- Opening Delimiter -
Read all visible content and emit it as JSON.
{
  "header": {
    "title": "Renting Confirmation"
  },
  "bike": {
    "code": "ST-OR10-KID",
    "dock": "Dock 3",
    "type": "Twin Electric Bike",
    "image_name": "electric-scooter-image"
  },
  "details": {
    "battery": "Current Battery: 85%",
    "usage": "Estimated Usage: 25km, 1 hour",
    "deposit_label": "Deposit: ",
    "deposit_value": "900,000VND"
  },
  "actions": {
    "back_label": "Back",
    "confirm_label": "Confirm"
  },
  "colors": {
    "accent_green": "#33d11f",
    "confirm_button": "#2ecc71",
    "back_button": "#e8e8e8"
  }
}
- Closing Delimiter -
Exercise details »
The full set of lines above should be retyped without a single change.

Response for this exercise »
Read all visible content and emit it as JSON.
{
  "header": {
    "title": "Renting Confirmation"
  },
  "bike": {
    "code": "ST-OR10-KID",
    "dock": "Dock 3",
    "type": "Twin Electric Bike",
    "image_name": "electric-scooter-image"
  },
  "details": {
    "battery": "Current Battery: 85%",
    "usage": "Estimated Usage: 25km, 1 hour",
    "deposit_label": "Deposit: ",
    "deposit_value": "900,000VND"
  },
  "actions": {
    "back_label": "Back",
    "confirm_label": "Confirm"
  },
  "colors": {
    "accent_green": "#33d11f",
    "confirm_button": "#2ecc71",
    "back_button": "#e8e8e8"
  }
}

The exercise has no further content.